WHAT IS BEING ASKED: In the answer, every entry must appear exactly as given.

App and web page records:
- - -

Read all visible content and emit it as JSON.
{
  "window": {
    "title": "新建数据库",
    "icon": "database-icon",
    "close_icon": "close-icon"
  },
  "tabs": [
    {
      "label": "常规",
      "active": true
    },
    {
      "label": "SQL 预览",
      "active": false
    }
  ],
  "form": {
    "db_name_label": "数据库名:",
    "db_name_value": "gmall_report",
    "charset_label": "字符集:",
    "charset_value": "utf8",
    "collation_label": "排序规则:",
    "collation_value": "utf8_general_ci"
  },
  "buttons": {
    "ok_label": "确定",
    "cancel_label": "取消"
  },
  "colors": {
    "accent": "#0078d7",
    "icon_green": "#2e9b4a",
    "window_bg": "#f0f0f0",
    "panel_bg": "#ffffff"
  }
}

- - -

TASK RESPONSE:
Read all visible content and emit it as JSON.
{
  "window": {
    "title": "新建数据库",
    "icon": "database-icon",
    "close_icon": "close-icon"
  },
  "tabs": [
    {
      "label": "常规",
      "active": true
    },
    {
      "label": "SQL 预览",
      "active": false
    }
  ],
  "form": {
    "db_name_label": "数据库名:",
    "db_name_value": "gmall_report",
    "charset_label": "字符集:",
    "charset_value": "utf8",
    "collation_label": "排序规则:",
    "collation_value": "utf8_general_ci"
  },
  "buttons": {
    "ok_label": "确定",
    "cancel_label": "取消"
  },
  "colors": {
    "accent": "#0078d7",
    "icon_green": "#2e9b4a",
    "window_bg": "#f0f0f0",
    "panel_bg": "#ffffff"
  }
}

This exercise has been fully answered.